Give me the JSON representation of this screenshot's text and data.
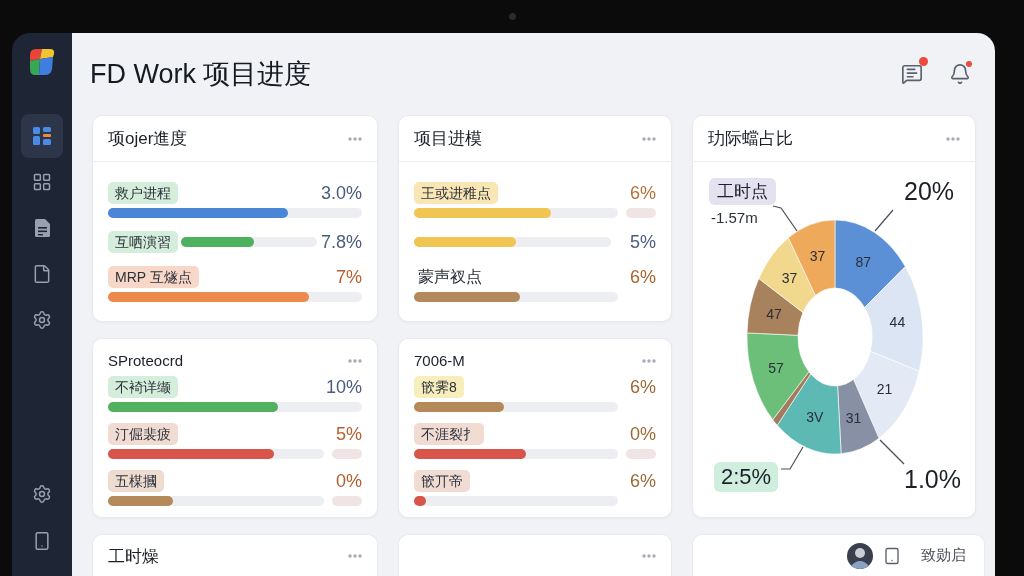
{
  "sidebar": {
    "items": [
      {
        "selected": true
      },
      {
        "selected": false
      },
      {
        "selected": false
      },
      {
        "selected": false
      },
      {
        "selected": false
      }
    ]
  },
  "header": {
    "title": "FD Work 项目进度",
    "messages_badge": true,
    "alerts_badge": true
  },
  "cards": [
    {
      "title": "项ojer進度",
      "divider": true,
      "rows": [
        {
          "kind": "stacked",
          "label": {
            "text": "救户进程",
            "color": "#d5eedb"
          },
          "value": {
            "text": "3.0%",
            "color": "#4b5b7c"
          },
          "color": "#4a86d8",
          "level": 0.71
        },
        {
          "kind": "inline",
          "label": {
            "text": "互哂演習",
            "color": "#d5eedb"
          },
          "value": {
            "text": "7.8%",
            "color": "#4b5b7c"
          },
          "color": "#4cb25e",
          "level": 0.54
        },
        {
          "kind": "stacked",
          "label": {
            "text": "MRP 互燧点",
            "color": "#f7d8c8"
          },
          "value": {
            "text": "7%",
            "color": "#b5602c"
          },
          "color": "#ec8a4c",
          "level": 0.79
        }
      ]
    },
    {
      "title": "项目进模",
      "divider": true,
      "rows": [
        {
          "kind": "split",
          "label": {
            "text": "王或进稚点",
            "color": "#f8e6b4"
          },
          "value": {
            "text": "6%",
            "color": "#b5713a"
          },
          "color": "#f0c552",
          "level": 0.67,
          "stub": true
        },
        {
          "kind": "inline",
          "value": {
            "text": "5%",
            "color": "#4b5b7c"
          },
          "color": "#f0c552",
          "level": 0.52
        },
        {
          "kind": "split",
          "label": {
            "text": "蒙声衩点"
          },
          "value": {
            "text": "6%",
            "color": "#a8652e"
          },
          "color": "#b48a5c",
          "level": 0.52
        }
      ]
    },
    {
      "title": "SProteocrd",
      "divider": false,
      "rows": [
        {
          "kind": "stacked",
          "label": {
            "text": "不裿详缬",
            "color": "#d5eedb"
          },
          "value": {
            "text": "10%",
            "color": "#4b5b7c"
          },
          "color": "#52b060",
          "level": 0.67
        },
        {
          "kind": "split",
          "label": {
            "text": "汀倔裴疲",
            "color": "#f1dcd3"
          },
          "value": {
            "text": "5%",
            "color": "#b5602c"
          },
          "color": "#d9544b",
          "level": 0.77,
          "stub": true
        },
        {
          "kind": "split",
          "label": {
            "text": "五楳摑",
            "color": "#eedcd0"
          },
          "value": {
            "text": "0%",
            "color": "#b5602c"
          },
          "color": "#b58a5a",
          "level": 0.3,
          "stub": true
        }
      ]
    },
    {
      "title": "7006-M",
      "divider": false,
      "rows": [
        {
          "kind": "split",
          "label": {
            "text": "篏霁8",
            "color": "#f7eebc"
          },
          "value": {
            "text": "6%",
            "color": "#9c6a35"
          },
          "color": "#b58a5a",
          "level": 0.44
        },
        {
          "kind": "split",
          "label": {
            "text": "不涯裂扌",
            "color": "#f1dcd3"
          },
          "value": {
            "text": "0%",
            "color": "#9c6a35"
          },
          "color": "#d9544b",
          "level": 0.55,
          "stub": true
        },
        {
          "kind": "split",
          "label": {
            "text": "篏丌帝",
            "color": "#f1dcd3"
          },
          "value": {
            "text": "6%",
            "color": "#9c6a35"
          },
          "color": "#d9544b",
          "level": 0.06
        }
      ]
    }
  ],
  "donut_card": {
    "title": "玏际蟷占比",
    "divider": true,
    "slices": [
      {
        "label": "87",
        "color": "#5b8fd6"
      },
      {
        "label": "44",
        "color": "#dbe5f3"
      },
      {
        "label": "21",
        "color": "#e4eaf5"
      },
      {
        "label": "31",
        "color": "#8890a6"
      },
      {
        "label": "3V",
        "color": "#5db9b4"
      },
      {
        "color": "#a27c5e"
      },
      {
        "label": "57",
        "color": "#6bbf79"
      },
      {
        "label": "47",
        "color": "#a8825c"
      },
      {
        "label": "37",
        "color": "#f2d88c"
      },
      {
        "label": "37",
        "color": "#eea95b"
      }
    ],
    "callouts": [
      {
        "kind": "tag",
        "text": "工时点",
        "color": "#e4e1f1"
      },
      {
        "kind": "figure",
        "text": "20%"
      },
      {
        "kind": "note",
        "text": "-1.57m"
      },
      {
        "kind": "tag",
        "text": "2:5%",
        "color": "#cfeedd"
      },
      {
        "kind": "figure",
        "text": "1.0%"
      }
    ]
  },
  "bottom": {
    "left_card": {
      "title": "工时燥"
    },
    "user_bar": {
      "text": "致勋启"
    }
  }
}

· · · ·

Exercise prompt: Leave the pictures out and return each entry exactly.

Answer for the task:
Give me the JSON representation of this screenshot's text and data.
{
  "sidebar": {
    "items": [
      {
        "selected": true
      },
      {
        "selected": false
      },
      {
        "selected": false
      },
      {
        "selected": false
      },
      {
        "selected": false
      }
    ]
  },
  "header": {
    "title": "FD Work 项目进度",
    "messages_badge": true,
    "alerts_badge": true
  },
  "cards": [
    {
      "title": "项ojer進度",
      "divider": true,
      "rows": [
        {
          "kind": "stacked",
          "label": {
            "text": "救户进程",
            "color": "#d5eedb"
          },
          "value": {
            "text": "3.0%",
            "color": "#4b5b7c"
          },
          "color": "#4a86d8",
          "level": 0.71
        },
        {
          "kind": "inline",
          "label": {
            "text": "互哂演習",
            "color": "#d5eedb"
          },
          "value": {
            "text": "7.8%",
            "color": "#4b5b7c"
          },
          "color": "#4cb25e",
          "level": 0.54
        },
        {
          "kind": "stacked",
          "label": {
            "text": "MRP 互燧点",
            "color": "#f7d8c8"
          },
          "value": {
            "text": "7%",
            "color": "#b5602c"
          },
          "color": "#ec8a4c",
          "level": 0.79
        }
      ]
    },
    {
      "title": "项目进模",
      "divider": true,
      "rows": [
        {
          "kind": "split",
          "label": {
            "text": "王或进稚点",
            "color": "#f8e6b4"
          },
          "value": {
            "text": "6%",
            "color": "#b5713a"
          },
          "color": "#f0c552",
          "level": 0.67,
          "stub": true
        },
        {
          "kind": "inline",
          "value": {
            "text": "5%",
            "color": "#4b5b7c"
          },
          "color": "#f0c552",
          "level": 0.52
        },
        {
          "kind": "split",
          "label": {
            "text": "蒙声衩点"
          },
          "value": {
            "text": "6%",
            "color": "#a8652e"
          },
          "color": "#b48a5c",
          "level": 0.52
        }
      ]
    },
    {
      "title": "SProteocrd",
      "divider": false,
      "rows": [
        {
          "kind": "stacked",
          "label": {
            "text": "不裿详缬",
            "color": "#d5eedb"
          },
          "value": {
            "text": "10%",
            "color": "#4b5b7c"
          },
          "color": "#52b060",
          "level": 0.67
        },
        {
          "kind": "split",
          "label": {
            "text": "汀倔裴疲",
            "color": "#f1dcd3"
          },
          "value": {
            "text": "5%",
            "color": "#b5602c"
          },
          "color": "#d9544b",
          "level": 0.77,
          "stub": true
        },
        {
          "kind": "split",
          "label": {
            "text": "五楳摑",
            "color": "#eedcd0"
          },
          "value": {
            "text": "0%",
            "color": "#b5602c"
          },
          "color": "#b58a5a",
          "level": 0.3,
          "stub": true
        }
      ]
    },
    {
      "title": "7006-M",
      "divider": false,
      "rows": [
        {
          "kind": "split",
          "label": {
            "text": "篏霁8",
            "color": "#f7eebc"
          },
          "value": {
            "text": "6%",
            "color": "#9c6a35"
          },
          "color": "#b58a5a",
          "level": 0.44
        },
        {
          "kind": "split",
          "label": {
            "text": "不涯裂扌",
            "color": "#f1dcd3"
          },
          "value": {
            "text": "0%",
            "color": "#9c6a35"
          },
          "color": "#d9544b",
          "level": 0.55,
          "stub": true
        },
        {
          "kind": "split",
          "label": {
            "text": "篏丌帝",
            "color": "#f1dcd3"
          },
          "value": {
            "text": "6%",
            "color": "#9c6a35"
          },
          "color": "#d9544b",
          "level": 0.06
        }
      ]
    }
  ],
  "donut_card": {
    "title": "玏际蟷占比",
    "divider": true,
    "slices": [
      {
        "label": "87",
        "color": "#5b8fd6"
      },
      {
        "label": "44",
        "color": "#dbe5f3"
      },
      {
        "label": "21",
        "color": "#e4eaf5"
      },
      {
        "label": "31",
        "color": "#8890a6"
      },
      {
        "label": "3V",
        "color": "#5db9b4"
      },
      {
        "color": "#a27c5e"
      },
      {
        "label": "57",
        "color": "#6bbf79"
      },
      {
        "label": "47",
        "color": "#a8825c"
      },
      {
        "label": "37",
        "color": "#f2d88c"
      },
      {
        "label": "37",
        "color": "#eea95b"
      }
    ],
    "callouts": [
      {
        "kind": "tag",
        "text": "工时点",
        "color": "#e4e1f1"
      },
      {
        "kind": "figure",
        "text": "20%"
      },
      {
        "kind": "note",
        "text": "-1.57m"
      },
      {
        "kind": "tag",
        "text": "2:5%",
        "color": "#cfeedd"
      },
      {
        "kind": "figure",
        "text": "1.0%"
      }
    ]
  },
  "bottom": {
    "left_card": {
      "title": "工时燥"
    },
    "user_bar": {
      "text": "致勋启"
    }
  }
}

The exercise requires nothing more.